(a) Identification of the inventor of the dispenser patented under Des. 192,610.
The court concludes that this point is not material in view of the determination that the Design Patent is invalid.
(b) The State court has not already determined the question of unfair competition which is for the court to determine herein.
*404 The court determined in the State case that there was no unfair competition as of the filing of the complaint in that action, and for the reasons and the authorities hereafter referred to, the court finds there was no unfair competition in the case at bar.
(c) Whether the State court determined that the Design Patent in suit was valid.
For the reasons stated hereinabove, this court concludes that the State court did not determine that the Design Patent here involved was valid, and after comparison of the dispensers concerned, has determined said Design Patent to be invalid, as noted above.
(d) Whether the patent is invalid by reason of prior art and anticipated prior use.
This court holds the patent to be invalid.
(e) Were the changes in plaintiff's patented dispenser and the dispenser it advertised and sold prior to November 3, 1960, of substantial difference so as to make the Design Patent invalid?

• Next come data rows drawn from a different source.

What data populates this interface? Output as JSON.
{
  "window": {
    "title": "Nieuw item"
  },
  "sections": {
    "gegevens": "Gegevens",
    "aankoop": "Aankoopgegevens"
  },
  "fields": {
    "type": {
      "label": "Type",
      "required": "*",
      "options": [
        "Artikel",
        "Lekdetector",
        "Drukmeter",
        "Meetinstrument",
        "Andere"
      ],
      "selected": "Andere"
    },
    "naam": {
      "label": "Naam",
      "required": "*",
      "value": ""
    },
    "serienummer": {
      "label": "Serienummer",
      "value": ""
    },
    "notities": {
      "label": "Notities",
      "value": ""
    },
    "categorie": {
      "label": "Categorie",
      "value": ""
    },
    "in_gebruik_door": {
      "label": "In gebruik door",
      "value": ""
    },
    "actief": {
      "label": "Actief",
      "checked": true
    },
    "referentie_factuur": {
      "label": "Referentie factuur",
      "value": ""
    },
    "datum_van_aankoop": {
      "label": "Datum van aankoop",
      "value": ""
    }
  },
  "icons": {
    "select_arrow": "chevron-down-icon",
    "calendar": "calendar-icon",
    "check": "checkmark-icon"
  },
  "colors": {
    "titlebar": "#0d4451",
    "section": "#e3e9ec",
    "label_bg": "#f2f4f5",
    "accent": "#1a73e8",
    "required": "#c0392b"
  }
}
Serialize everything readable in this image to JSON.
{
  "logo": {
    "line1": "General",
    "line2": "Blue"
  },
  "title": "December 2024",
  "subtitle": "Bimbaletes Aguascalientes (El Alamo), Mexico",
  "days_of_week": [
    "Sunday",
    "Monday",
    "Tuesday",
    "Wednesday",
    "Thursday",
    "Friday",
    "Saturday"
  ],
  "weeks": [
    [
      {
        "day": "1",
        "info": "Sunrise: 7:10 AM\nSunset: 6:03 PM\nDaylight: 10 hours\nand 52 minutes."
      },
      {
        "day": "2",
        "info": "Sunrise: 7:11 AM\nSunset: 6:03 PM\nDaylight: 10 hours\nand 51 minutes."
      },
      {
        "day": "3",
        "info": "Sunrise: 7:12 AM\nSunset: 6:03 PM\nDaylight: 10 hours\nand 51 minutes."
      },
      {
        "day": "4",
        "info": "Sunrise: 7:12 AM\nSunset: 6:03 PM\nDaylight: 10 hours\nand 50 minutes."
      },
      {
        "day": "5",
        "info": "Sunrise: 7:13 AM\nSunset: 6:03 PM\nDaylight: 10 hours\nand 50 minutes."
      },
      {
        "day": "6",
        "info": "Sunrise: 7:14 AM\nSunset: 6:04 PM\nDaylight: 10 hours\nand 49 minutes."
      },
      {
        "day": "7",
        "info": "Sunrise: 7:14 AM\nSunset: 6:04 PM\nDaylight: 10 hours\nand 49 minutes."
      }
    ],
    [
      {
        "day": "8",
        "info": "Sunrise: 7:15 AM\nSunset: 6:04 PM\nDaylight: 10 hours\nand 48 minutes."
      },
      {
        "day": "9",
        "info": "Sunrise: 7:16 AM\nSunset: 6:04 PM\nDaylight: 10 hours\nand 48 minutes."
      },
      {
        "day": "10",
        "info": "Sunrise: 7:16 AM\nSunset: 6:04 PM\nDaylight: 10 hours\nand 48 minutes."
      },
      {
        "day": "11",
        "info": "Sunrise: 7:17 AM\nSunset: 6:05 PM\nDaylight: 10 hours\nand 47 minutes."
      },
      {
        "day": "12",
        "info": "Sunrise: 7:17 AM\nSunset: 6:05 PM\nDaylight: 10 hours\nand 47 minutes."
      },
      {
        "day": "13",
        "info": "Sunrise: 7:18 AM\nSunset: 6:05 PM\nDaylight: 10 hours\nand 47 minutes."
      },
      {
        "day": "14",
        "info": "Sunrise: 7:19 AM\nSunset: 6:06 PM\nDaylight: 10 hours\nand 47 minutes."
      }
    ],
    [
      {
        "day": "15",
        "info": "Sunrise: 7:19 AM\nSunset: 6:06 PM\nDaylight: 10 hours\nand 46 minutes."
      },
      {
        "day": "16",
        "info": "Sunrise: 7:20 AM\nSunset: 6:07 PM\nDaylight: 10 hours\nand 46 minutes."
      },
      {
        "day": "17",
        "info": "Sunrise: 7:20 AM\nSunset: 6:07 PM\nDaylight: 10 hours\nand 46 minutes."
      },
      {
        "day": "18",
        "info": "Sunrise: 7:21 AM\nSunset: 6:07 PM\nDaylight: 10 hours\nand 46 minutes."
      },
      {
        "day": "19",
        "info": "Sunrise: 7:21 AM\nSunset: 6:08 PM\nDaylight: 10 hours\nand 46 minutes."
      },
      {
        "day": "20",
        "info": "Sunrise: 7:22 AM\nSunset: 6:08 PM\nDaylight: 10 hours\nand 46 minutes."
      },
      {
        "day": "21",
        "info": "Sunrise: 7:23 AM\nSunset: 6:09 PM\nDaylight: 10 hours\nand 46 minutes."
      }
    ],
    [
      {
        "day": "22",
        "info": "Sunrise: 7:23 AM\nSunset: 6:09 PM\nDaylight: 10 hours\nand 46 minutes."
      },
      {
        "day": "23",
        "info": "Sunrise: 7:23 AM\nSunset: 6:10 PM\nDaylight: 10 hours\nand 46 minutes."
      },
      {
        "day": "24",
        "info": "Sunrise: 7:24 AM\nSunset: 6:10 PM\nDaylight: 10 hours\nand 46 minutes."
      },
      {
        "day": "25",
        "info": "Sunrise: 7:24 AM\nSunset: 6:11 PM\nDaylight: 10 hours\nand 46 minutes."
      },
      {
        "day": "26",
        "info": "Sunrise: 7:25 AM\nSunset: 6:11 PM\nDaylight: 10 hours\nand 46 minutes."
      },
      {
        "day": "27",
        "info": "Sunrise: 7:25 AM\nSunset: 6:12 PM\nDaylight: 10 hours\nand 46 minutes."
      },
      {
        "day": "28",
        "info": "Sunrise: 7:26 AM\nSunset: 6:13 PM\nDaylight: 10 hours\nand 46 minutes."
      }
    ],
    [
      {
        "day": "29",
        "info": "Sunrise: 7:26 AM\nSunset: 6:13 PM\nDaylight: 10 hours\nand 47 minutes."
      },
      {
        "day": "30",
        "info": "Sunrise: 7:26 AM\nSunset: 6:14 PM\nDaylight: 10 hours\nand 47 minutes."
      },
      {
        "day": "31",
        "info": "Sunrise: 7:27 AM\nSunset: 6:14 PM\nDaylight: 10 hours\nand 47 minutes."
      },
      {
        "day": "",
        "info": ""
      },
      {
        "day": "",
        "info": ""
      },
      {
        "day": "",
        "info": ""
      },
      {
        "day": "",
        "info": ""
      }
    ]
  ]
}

This court, as noted above, has held that there was no substantial difference.
(f) Was the Design Patent infringed? The court having held the said patent invalid, the question of infringement is moot.

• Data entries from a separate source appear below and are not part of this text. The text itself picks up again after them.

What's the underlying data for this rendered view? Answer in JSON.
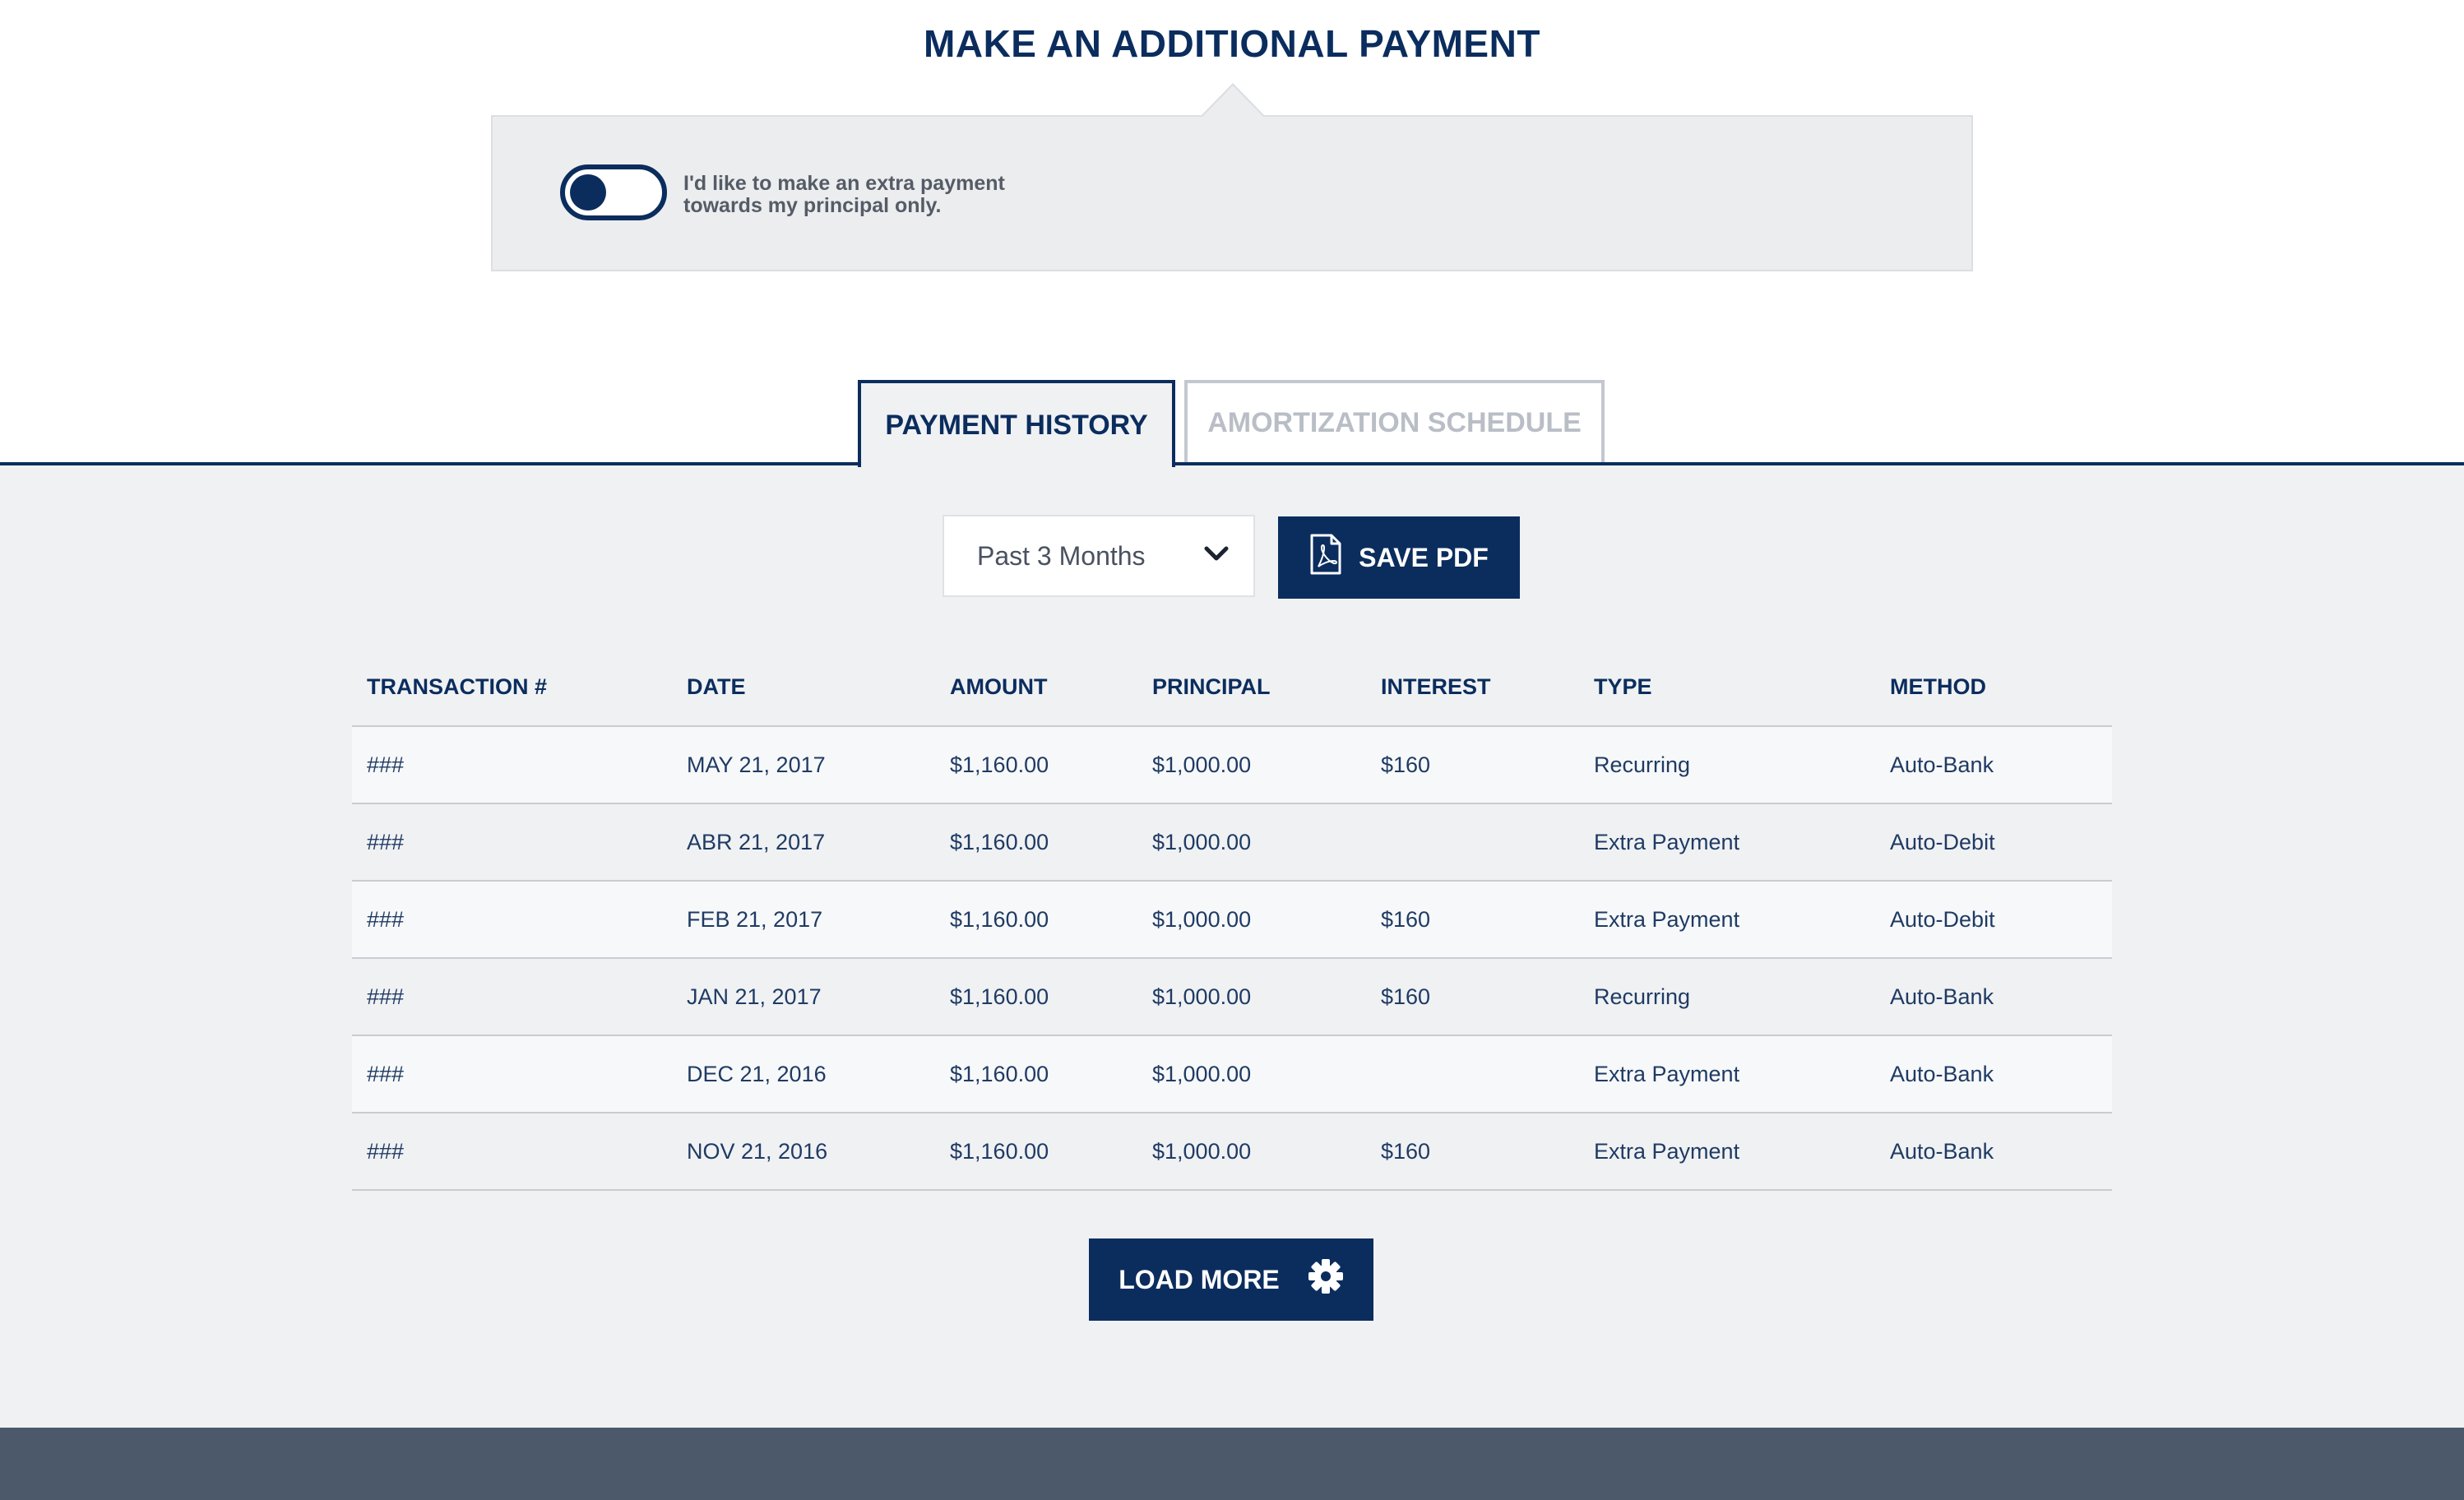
{
  "extra_payment": {
    "title": "MAKE AN ADDITIONAL PAYMENT",
    "toggle_label_line1": "I'd like to make an extra payment",
    "toggle_label_line2": "towards my principal only."
  },
  "tabs": [
    {
      "label": "PAYMENT HISTORY",
      "active": true
    },
    {
      "label": "AMORTIZATION SCHEDULE",
      "active": false
    }
  ],
  "controls": {
    "range_value": "Past 3 Months",
    "save_pdf_label": "SAVE PDF",
    "load_more_label": "LOAD MORE"
  },
  "table": {
    "headers": [
      "TRANSACTION #",
      "DATE",
      "AMOUNT",
      "PRINCIPAL",
      "INTEREST",
      "TYPE",
      "METHOD"
    ],
    "rows": [
      [
        "###",
        "MAY 21, 2017",
        "$1,160.00",
        "$1,000.00",
        "$160",
        "Recurring",
        "Auto-Bank"
      ],
      [
        "###",
        "ABR 21, 2017",
        "$1,160.00",
        "$1,000.00",
        "",
        "Extra Payment",
        "Auto-Debit"
      ],
      [
        "###",
        "FEB 21, 2017",
        "$1,160.00",
        "$1,000.00",
        "$160",
        "Extra Payment",
        "Auto-Debit"
      ],
      [
        "###",
        "JAN 21, 2017",
        "$1,160.00",
        "$1,000.00",
        "$160",
        "Recurring",
        "Auto-Bank"
      ],
      [
        "###",
        "DEC 21, 2016",
        "$1,160.00",
        "$1,000.00",
        "",
        "Extra Payment",
        "Auto-Bank"
      ],
      [
        "###",
        "NOV 21, 2016",
        "$1,160.00",
        "$1,000.00",
        "$160",
        "Extra Payment",
        "Auto-Bank"
      ]
    ]
  },
  "colors": {
    "brand_navy": "#0b2d5e",
    "panel_bg": "#f0f1f3",
    "footer_bg": "#4b596b"
  },
  "icons": {
    "toggle": "toggle-switch-off",
    "select": "chevron-down-icon",
    "save": "pdf-file-icon",
    "load": "gear-icon"
  }
}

(g) Did defendants' advertising and sale of the Halco dispenser constitute unfair competition in the circumstances?
This point will be considered immediately hereafter.
Although copying a device may prompt the cry of "foul", where the originator of the device has not protected same with a valid patent, the copying thereof is not prohibited by law. The Supreme Court of the United States, in Sears, Roebuck & Co. v. Stiffel Company, 84 S. Ct. 784, states:

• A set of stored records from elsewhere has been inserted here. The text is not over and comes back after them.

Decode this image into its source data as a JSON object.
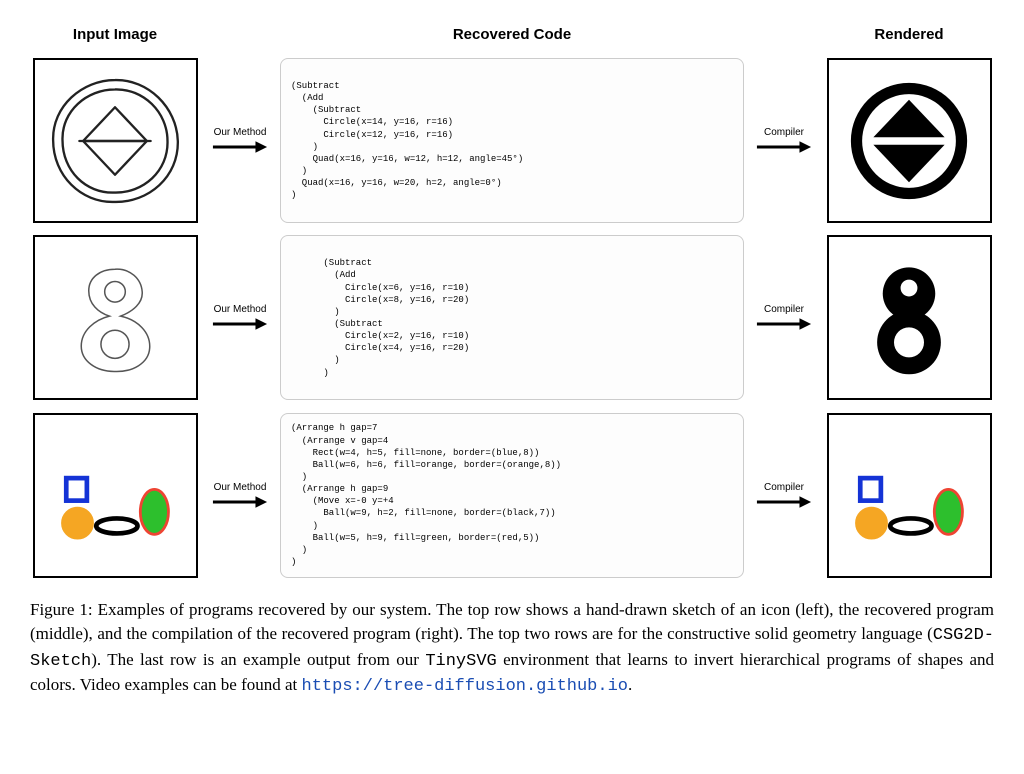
{
  "headers": {
    "col1": "Input Image",
    "col2": "Recovered Code",
    "col3": "Rendered"
  },
  "arrows": {
    "our_method": "Our Method",
    "compiler": "Compiler"
  },
  "code": {
    "row1": "(Subtract\n  (Add\n    (Subtract\n      Circle(x=14, y=16, r=16)\n      Circle(x=12, y=16, r=16)\n    )\n    Quad(x=16, y=16, w=12, h=12, angle=45°)\n  )\n  Quad(x=16, y=16, w=20, h=2, angle=0°)\n)",
    "row2": "      (Subtract\n        (Add\n          Circle(x=6, y=16, r=10)\n          Circle(x=8, y=16, r=20)\n        )\n        (Subtract\n          Circle(x=2, y=16, r=10)\n          Circle(x=4, y=16, r=20)\n        )\n      )",
    "row3": "(Arrange h gap=7\n  (Arrange v gap=4\n    Rect(w=4, h=5, fill=none, border=(blue,8))\n    Ball(w=6, h=6, fill=orange, border=(orange,8))\n  )\n  (Arrange h gap=9\n    (Move x=-0 y=+4\n      Ball(w=9, h=2, fill=none, border=(black,7))\n    )\n    Ball(w=5, h=9, fill=green, border=(red,5))\n  )\n)"
  },
  "caption": {
    "prefix": "Figure 1: Examples of programs recovered by our system. The top row shows a hand-drawn sketch of an icon (left), the recovered program (middle), and the compilation of the recovered program (right). The top two rows are for the constructive solid geometry language (",
    "code1": "CSG2D-Sketch",
    "mid1": "). The last row is an example output from our ",
    "code2": "TinySVG",
    "mid2": " environment that learns to invert hierarchical programs of shapes and colors. Video examples can be found at ",
    "link": "https://tree-diffusion.github.io",
    "suffix": "."
  }
}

"The question in this case is whether a State's unfair competition law can, consistently with the federal patent laws, impose liability for or prohibit the copying of an article which is protected by neither a federal patent nor a copyright."
Later in its opinion, the court observed that Sears had been held liable for unfair competition because of a finding of likelihood of confusion
"based only on the fact that Sears' lamp was copied from Stiffel's unpatented lamp and that consequently the two looked exactly alike."
The court then says:
"Of course there could be `confusion' as to who had manufactured these nearly identical articles. But mere inability of the public to tell two identical articles apart is not enough to support an injunction against copying or an award of damages for copying that which the federal laws permit to be copied."
In a case decided the same day, to wit, Compco Corporation v. Day-Brite Lighting, Inc., 84 S. Ct. 779, the court states:
"Today we have held in Sears, Roebuck & Co. v. Stiffel Co., (supra) that when an article is unprotected by a patent or a copyright, state law may not forbid others to copy that article. To forbid copying would interfere with the federal policy, found in Art. I, § 8, cl. 8, of the Constitution and in the implementing federal statutes, of allowing free access to copy whatever the federal patent and copyright laws leave in the public domain. Here Day-Brite's fixture has been held not be be entitled to a design or mechanical patent. Under the federal patent laws it is, therefore, in the public domain and can be copied in every detail by whoever pleases. It is true that the trial court found that the configuration of Day-Brite's fixture identified Day-Brite to the trade because the arrangement of the ribbing had, like a trade mark, acquired *405 a `secondary meaning' by which that particular design was associated with Day-Brite. But if the design is not entitled to a design patent or other federal statutory protection, then it can be copied at will."
By reason of the foregoing observations, findings and conclusions, it does not appear to the court that who invented the plaintiff's dispenser is material to the determination of the case.
The motion for summary judgment is granted and defendants' counsel is requested to prepare, serve and lodge amended proposed Findings of Fact, Conclusions of Law and Judgment in accordance with the foregoing memorandum.
This Memorandum Opinion is not to be deemed a final Judgment.